Eden Harris, Energy Communications and Outreach Fellow - February 2020
Planetary Health Justice Report Card
Image source: Bennett Kissel, UCSF Medical Student
If the US healthcare industry were a country, it would rank 13th globally in greenhouse gas emissions. In addition to emissions, hospitals generate over 29 pounds of waste per patient per day, totaling over 5 million tons of waste per year. The health impacts of this footprint are tremendous, including air and water pollution, waste generation, and an increased energy demand.
A group of medical students at UCSF, connected through Human Health and Climate Change , is working to increase awareness of the health care industry’s impact and stimulate change. Modeled after the Racial Justice Report Card created by White Coats 4 Black Lives, UCSF students aimed to develop a way to evaluate medical schools based on four categories:

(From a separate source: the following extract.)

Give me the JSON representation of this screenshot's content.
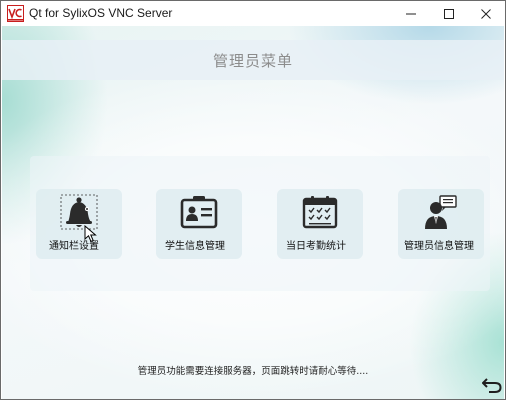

1. Planetary health curriculum
2. Interdisciplinary research in health and environment
3. Community outreach and advocacy in environment and health and
4. University support for student-led planetary health initiatives
Scoring their own coursework and resources based on the Planetary Health Justice Report Card, students awarded UCSF a “B” overall. Among some of its strengths, UCSF offers electives on planetary health, addresses the impact of climate on infectious diseases and industry-related pollution, and offers a year-long fellowship for medical students to enact a planetary health initiative.
Room for Improvement
In addition to highlighting UCSF’s strengths, the Report Card pointed out key areas for improvement. While UCSF addresses the heightened impact of environmental toxins and climate change on vulnerable populations, it falls short in engaging with those communities; the university offers community-facing events on planetary health and environment less than once per year. Additionally, there is currently no centralized hub focused on planetary health for students to engage with. However, UCSF has made significant steps to incorporate planetary health into education. The university provides incentives for faculty and departments to develop new planetary health curriculum and supports a variety of research topics on the subject. Still, students hope for greater integration of climate awareness into their coursework.
Image source: Bennett Kissel, UCSF Medical Student
Second-year medical students Karly Hampshire and Bennett Kissel described their motivations behind their interest in working on the Planetary Health Justice Report Card. “Climate change is the biggest global health threat and yet our education doesn’t reflect that at all,” described Karly. Discussing the connection between climate and health, Bennett responded that “[he doesn’t] see them as separate issues.”
A Nationwide Student Movement
Since its development, the Planetary Health Justice Report Card has sparked conversations between medical students and their administrations at schools nationwide, including Brown, Columbia, Creighton, George Washington, McGill, Penn, Penn State, Stanford, Tufts, University of Hawaii, University of Michigan, and University of Minnesota. Students at these partner institutions are working with their deans and creating their own report cards, which will eventually be compiled into a national report. “The most exciting aspect of it is that it’s drawing in like-minded students across the country,” Bennett shared. The report card also includes a survey, allowing UCSF students to gather data on medical students’ perception of climate change at collaborating institutions.
Student collaborators Genevieve Silva and Jeromy Gotschall at Penn said that the Planetary Health Justice Report Card “sparked a lot of conversations on [their] campus and made [them] think of other areas to target.” As Penn’s student group continues to grow, Jeromy remarked, “It was exciting to get involved in this national conglomerate of med students interested in making change in their education.” Similar to student efforts at UCSF, Genevieve and Jeromy are working with administration to recognize climate change as a structural determinant of health and incorporate this topic into first year curriculum. By sharing best practices at each campus, students at both institutions have fostered new ideas for improvement.
Along with Karly and Bennett, UCSF med students Sarah Schear, Colin Baylen, and Nuzhat Islam have also been involved in the report card. Together, their work is centered around raising awareness of the health impacts of climate change and creating a community of students interested in tackling the planetary health crisis. In their limited time on UCSF’s campus, students like Karly and Bennett hope to make a lasting impact on the curriculum, research opportunities, and support for community engagement. A common issue on most university campuses is the transience of the student population; the work done by a group of students may easily come undone without continued support. Thus, two of Karly and Bennett’s biggest goals are to see climate change more deeply integrated into first and second-year curriculum, and to aid in the creation of an Earth Center.
In addition to education surrounding climate change and human health, Bennett explained his desire for students to receive training on how to talk about the climate crisis with patients. Communicating the impact that climate change and pollution have on patients’ symptoms requires depoliticizing the issue and explaining it in terms most useful to the patient’s well-being. As climate change continues to threaten human health, UCSF medical students aim to prepare for the challenges ahead.